I have been enjoying an e-book called Software Architecture for Developers by Simon Brown that was very well worth the price. I also just finished watching the author’s presentation at the 2014 GOTO Conference. A very thought provoking presentation.
Here are a few things that I like very much from the book and presentation.
- “The code is the single point of truth. It is the embodiment of the architecture.”
- TDD does not replace architecture. Do TDD inside a set of boundaries and frameworks provided by the architecture. (see Why Most Unit Tests Are a Waste by James O Coplien.)
- If the diagrams don't reflect the code, the diagrams are basically pointless. We're just deceiving ourselves.
- Component testing is preferable over unit testing but unit tests and mocks for testing against async systems are still useful.
- Layered architecture can lead to a big ball of mud because too much functionality is exposed for public use by other layers.
- Component organization over layered is preferred. Components have limited public interfaces (aka ports) and may have layers within the component that are not improperly publicly accessible.
- If a system has a very large number of unit tests, we may have an out of control layered architecture.
- “If your software system is hard to work with, change it. This is entirely within your hands.”
C4: Context, Containers, Components, Classes
I especially like Brown’s use of what he calls C4. In essence, every software system can be broken down into a simple hierarchy:
- Contexts (systems) made up of
- Containers (web server, app server, database, browser, file system, etc.) which host
- Components which expose one or more interfaces (sometimes referred to by others as ports) and contain
- Classes which implement those interfaces and the layers behind them.
By creating architecture diagrams that follow this hierarchy, it is possible to create code that matches it. It is an architecture that developers can use directly. (Side note: I have often used a Visual Studio solution to lay out a project in similar terms directly in code. I have also gone down the layered road only to regret it later and end up pulling those layers apart and encapsulating them into a component-like approach to ensure that the responsibilities and behaviors exposed to the outside world are used properly and that the system remains well ordered.)
Here is my simplification of what the author already makes rather simple with respect to these constructs. I recommend you buy the book and get full details and example diagrams, but the ideas are what is most important.
- Context Diagram - A context diagram answers what are we building, who is using it and how does it fit into our IT environment and business. It is important to note at a high level how users will interact with the system.
- Container Diagram - In the container diagram, you define the shape of the software, high-level technology decisions, how responsibilities are grouped and separated, how each container communicates with other containers, and where the code lives for each container.

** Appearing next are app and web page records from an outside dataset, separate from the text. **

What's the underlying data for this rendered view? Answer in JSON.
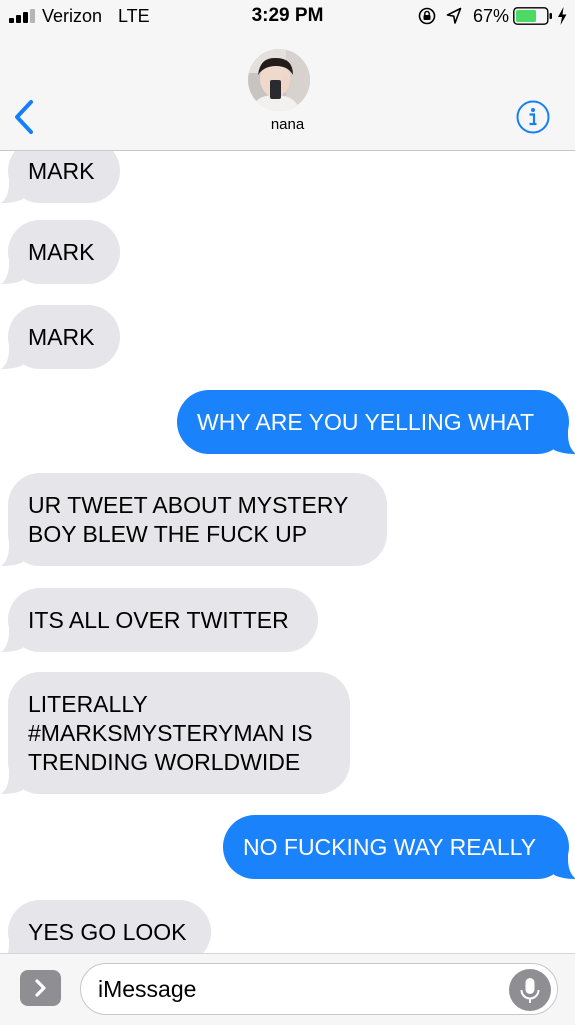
{
  "status_bar": {
    "carrier": "Verizon",
    "network": "LTE",
    "time": "3:29 PM",
    "battery_percent": "67%",
    "battery_level": 0.67,
    "signal_bars": 3,
    "icons": [
      "signal-icon",
      "rotation-lock-icon",
      "location-arrow-icon",
      "battery-icon",
      "charging-bolt-icon"
    ]
  },
  "header": {
    "contact_name": "nana",
    "back_icon": "chevron-left-icon",
    "info_icon": "info-icon"
  },
  "conversation": {
    "messages": [
      {
        "direction": "incoming",
        "lines": [
          "MARK"
        ]
      },
      {
        "direction": "incoming",
        "lines": [
          "MARK"
        ]
      },
      {
        "direction": "incoming",
        "lines": [
          "MARK"
        ]
      },
      {
        "direction": "outgoing",
        "lines": [
          "WHY ARE YOU YELLING WHAT"
        ]
      },
      {
        "direction": "incoming",
        "lines": [
          "UR TWEET ABOUT MYSTERY",
          "BOY BLEW THE FUCK UP"
        ]
      },
      {
        "direction": "incoming",
        "lines": [
          "ITS ALL OVER TWITTER"
        ]
      },
      {
        "direction": "incoming",
        "lines": [
          "LITERALLY",
          "#MARKSMYSTERYMAN IS",
          "TRENDING WORLDWIDE"
        ]
      },
      {
        "direction": "outgoing",
        "lines": [
          "NO FUCKING WAY REALLY"
        ]
      },
      {
        "direction": "incoming",
        "lines": [
          "YES GO LOOK"
        ]
      }
    ]
  },
  "input_bar": {
    "placeholder": "iMessage",
    "apps_icon": "chevron-right-icon",
    "mic_icon": "microphone-icon"
  },
  "colors": {
    "bar_background": "#f6f6f6",
    "incoming_bubble": "#e5e5ea",
    "outgoing_bubble": "#1a82fb",
    "accent": "#147efb",
    "battery_fill": "#4cd964"
  }
}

- Component Diagram - The component diagrams answers what course grained building blocks of functionality are required, what are their responsibilities, and how will they interact with other components (interface and communication mechanisms such as sync, async, batched, etc.).
- Class Diagram – Brown does not explicitly discuss this level, as far as I’ve read. I assume this is because it is rather intuitive to most architects and in part because the design at the class level is often better left to the implementation team. However, from my own perspective, the architect should consider defining the public interfaces and primary classes to name and separate key responsibilities into distinct code structures that will be intuitive for the implementation team to complete—naming conventions that separate what may be thought of as traditional layers and that the implementation team will understand is crucial here.

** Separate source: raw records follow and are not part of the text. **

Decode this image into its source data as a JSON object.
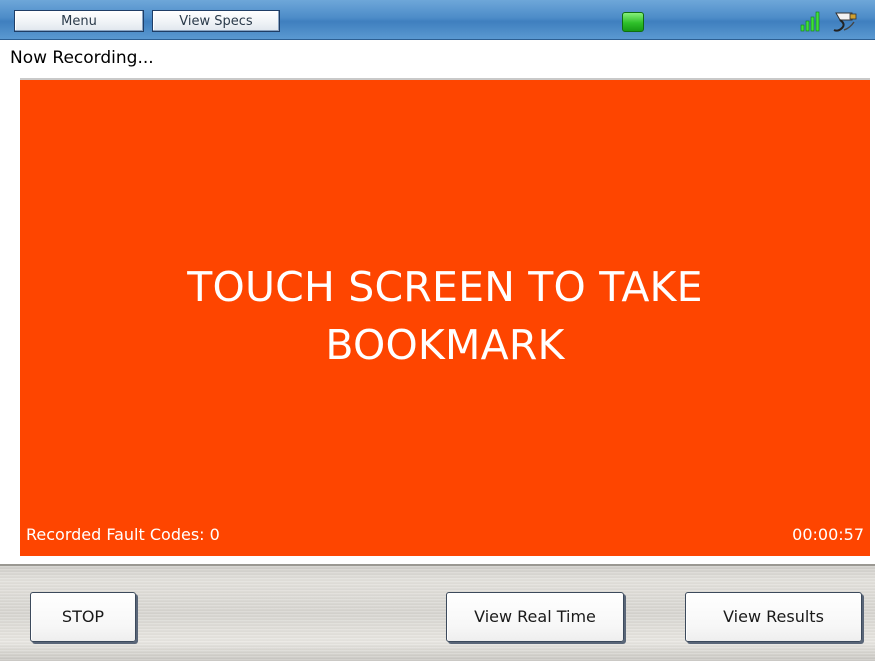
{
  "topbar": {
    "menu_label": "Menu",
    "view_specs_label": "View Specs",
    "status_indicator_color": "#2fc02a",
    "signal_icon": "signal-strength-icon",
    "connection_icon": "plug-cable-icon"
  },
  "status": {
    "recording_text": "Now Recording..."
  },
  "touch_area": {
    "message_line1": "TOUCH SCREEN TO TAKE",
    "message_line2": "BOOKMARK",
    "fault_codes_text": "Recorded Fault Codes: 0",
    "timer": "00:00:57",
    "background_color": "#fe4500"
  },
  "bottombar": {
    "stop_label": "STOP",
    "view_real_time_label": "View Real Time",
    "view_results_label": "View Results"
  }
}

Some of what Brown proposes breaks with what others may consider traditional software architecture. I am excited about Brown’s challenging of the status quo, questioning our assumptions. I believe his ideas will help us narrow the model-code gap (see Just Enough Software Architecture by George Fairbanks—one I’ve just added to my Kindle collection for some fun future reading).
Measurable Non-Functional Quality Scenarios
Brown covers the importance of quality scenarios, but on this topic I prefer the more pedantic but measurable approach of Len Bass in Software Architecture in Practice. I believe his emphasis on defining metrics driven quality scenarios is well worth pursuing, especially to the point of implementing logging and monitoring systems that allow you to constantly measure non-functional quality and improve against those measures. Here’s the structure that Bass recommends:
- Source – where does the input come from?
- Stimulus – what is the input?
- Artifact – what container and component are affected?
- Environment – in what context does this occur?
- Response – how and with what did the software respond?
- Measure – how much time, how many clicks, how many errors, were proper notifications were sent?
Creating quality scenarios that developers understand and can incorporate into the software they are building is critical to long term success of the software. To paraphrase the quality gurus, if you can measure it, you can understand and improve it.
Most important, if your implementation team and your stake holders understand your architecture diagrams and documents, you are more likely to succeed. And if your code does not mirror your diagrams, no amount of code reviewing will tell you whether your architecture has been implemented. And that is Brown’s greatest point in my opinion.